The wine culture in Argentina do not seek after mature wines, they either prefer the wine young or maybe it’s just that young wine is cheaper than mature. When shopping for wine in Argentina you will have a hard time finding wine older than 3-4 years.
I visited Cafayatte as it was more in my traveling route than La Rioja or Mendoza. While in Cafayatte I visited 4 producers. At all 4 I tasted wines that are not just red Malbec. The 3 small I have not meet outside the Cafayatte area, but I found wines from Estecio in a shop in Buenos Aires.
The interesting part was to meet new grapes and to meet known grapes grown at high altitude.
I have not tasted the green grape Torontes before, but here I had 5 different wines based on the grape – 4 traditional whites and a sweet white. The bouquet presents a lot of flowers to your nose, especially elderflower is dominant. Taste wise you find a rich flowerish and fruit full taste, a nice balanced acid let it go well with light meals or for some an aperitif. The 4 wines were in the 14% area of alcohol while the sweet had been stopped at 12% to secure enough sugar.
Even though the Tannat grape comes from France I have not tasted French wines based solely on it. It produces a little heavy wine with some tannin. So to my taste it should be matured some years more prior to serving, wines I tasted was 3-4 years old with 6-12 months in French oak barriques (225 liters).
The Malbec cannot only be used to produce a heavy red wine, it can also be used to produce rose. 3 of the producers presented a rose Malbec during our visit. The method was common, grape shells was included in the fermentation for a day and then removed, while the wine fermented additional 10-14 days. The resulting rose is somewhat dry and with a little feeling of tannin. To me these wines are not optimal as aperitif but should accompany some light food or cheese.
Wines presented in Cafayatte were in general strong with heavy colour and fruitiness, which the producers pointed to a result of the high altitude (above 1600 meters above sea level). Bodega Molina Domingo explained that they have a single field at 3.500 masl, but grapes from it were only used to produce special wines in good years, so we were not able to taste it at our visit.
Apparently Argentina takes regional brands rather lightly, so not only did we have parmesan that was not from Italy, we also had a bottle of Champagne from Mendoza for our new year’s party. I thought it was just the party invitation that over sold a sparkling white, but the label did actually state Champagne from Mendoza when it was served.

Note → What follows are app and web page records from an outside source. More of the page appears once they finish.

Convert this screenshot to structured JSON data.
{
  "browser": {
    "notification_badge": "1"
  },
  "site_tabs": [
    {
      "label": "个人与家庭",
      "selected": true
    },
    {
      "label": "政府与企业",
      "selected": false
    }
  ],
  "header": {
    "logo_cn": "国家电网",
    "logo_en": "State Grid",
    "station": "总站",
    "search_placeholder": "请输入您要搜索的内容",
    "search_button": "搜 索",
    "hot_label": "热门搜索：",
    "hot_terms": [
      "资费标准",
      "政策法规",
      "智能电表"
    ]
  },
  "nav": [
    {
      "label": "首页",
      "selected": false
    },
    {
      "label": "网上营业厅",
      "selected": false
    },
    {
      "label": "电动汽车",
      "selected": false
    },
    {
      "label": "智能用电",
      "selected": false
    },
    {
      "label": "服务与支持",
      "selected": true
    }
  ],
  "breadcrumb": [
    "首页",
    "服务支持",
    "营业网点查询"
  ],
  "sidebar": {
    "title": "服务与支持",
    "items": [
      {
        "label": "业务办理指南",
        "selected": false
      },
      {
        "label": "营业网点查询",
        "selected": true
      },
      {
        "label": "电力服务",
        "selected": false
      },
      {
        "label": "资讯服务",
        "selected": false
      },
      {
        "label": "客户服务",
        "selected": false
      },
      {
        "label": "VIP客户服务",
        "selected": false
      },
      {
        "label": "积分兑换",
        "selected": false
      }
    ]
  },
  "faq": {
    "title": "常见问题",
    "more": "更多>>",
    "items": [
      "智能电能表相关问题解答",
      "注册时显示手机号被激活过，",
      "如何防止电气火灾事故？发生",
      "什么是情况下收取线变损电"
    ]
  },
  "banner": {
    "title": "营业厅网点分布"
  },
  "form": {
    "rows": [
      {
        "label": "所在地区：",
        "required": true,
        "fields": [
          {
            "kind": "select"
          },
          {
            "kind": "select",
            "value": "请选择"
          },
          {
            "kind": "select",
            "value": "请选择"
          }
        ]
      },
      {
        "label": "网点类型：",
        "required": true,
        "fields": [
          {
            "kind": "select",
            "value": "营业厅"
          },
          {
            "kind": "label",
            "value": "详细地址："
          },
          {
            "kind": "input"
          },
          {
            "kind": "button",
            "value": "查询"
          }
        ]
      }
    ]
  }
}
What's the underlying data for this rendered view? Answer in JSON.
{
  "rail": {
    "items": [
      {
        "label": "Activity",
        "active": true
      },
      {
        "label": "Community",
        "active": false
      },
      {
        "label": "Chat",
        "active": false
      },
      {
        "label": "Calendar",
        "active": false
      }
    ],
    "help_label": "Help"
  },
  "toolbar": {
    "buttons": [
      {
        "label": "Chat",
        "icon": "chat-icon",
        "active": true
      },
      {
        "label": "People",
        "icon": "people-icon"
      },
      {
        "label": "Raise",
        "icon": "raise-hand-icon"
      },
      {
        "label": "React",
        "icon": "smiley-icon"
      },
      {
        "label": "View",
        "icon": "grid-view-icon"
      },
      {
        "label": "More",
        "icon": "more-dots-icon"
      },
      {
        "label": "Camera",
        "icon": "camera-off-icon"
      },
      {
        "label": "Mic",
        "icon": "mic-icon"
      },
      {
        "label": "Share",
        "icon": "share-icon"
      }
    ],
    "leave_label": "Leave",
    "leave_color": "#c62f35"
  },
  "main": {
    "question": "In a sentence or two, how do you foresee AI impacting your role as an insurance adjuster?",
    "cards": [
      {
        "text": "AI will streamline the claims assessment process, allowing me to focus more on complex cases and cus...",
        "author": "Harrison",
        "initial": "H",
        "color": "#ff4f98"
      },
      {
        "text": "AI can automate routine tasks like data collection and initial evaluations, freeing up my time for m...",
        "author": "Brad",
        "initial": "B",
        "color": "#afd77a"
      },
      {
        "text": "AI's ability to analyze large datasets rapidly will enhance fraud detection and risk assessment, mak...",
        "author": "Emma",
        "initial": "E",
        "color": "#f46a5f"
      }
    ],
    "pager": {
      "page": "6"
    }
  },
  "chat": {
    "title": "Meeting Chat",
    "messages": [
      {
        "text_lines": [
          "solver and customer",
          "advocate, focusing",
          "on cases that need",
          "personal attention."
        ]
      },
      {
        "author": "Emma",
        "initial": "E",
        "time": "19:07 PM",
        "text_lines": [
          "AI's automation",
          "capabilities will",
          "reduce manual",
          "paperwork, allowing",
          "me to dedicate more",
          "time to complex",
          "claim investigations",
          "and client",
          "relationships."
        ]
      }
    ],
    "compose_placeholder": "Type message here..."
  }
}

Grapes was Pinot Noir and Chardonnay, it had fine bubbles a fine round taste with a little sweetness even though it stated to be Brut. It totally lacked the mineral taste and feeling that you find in real Champagne, but that must be terroir.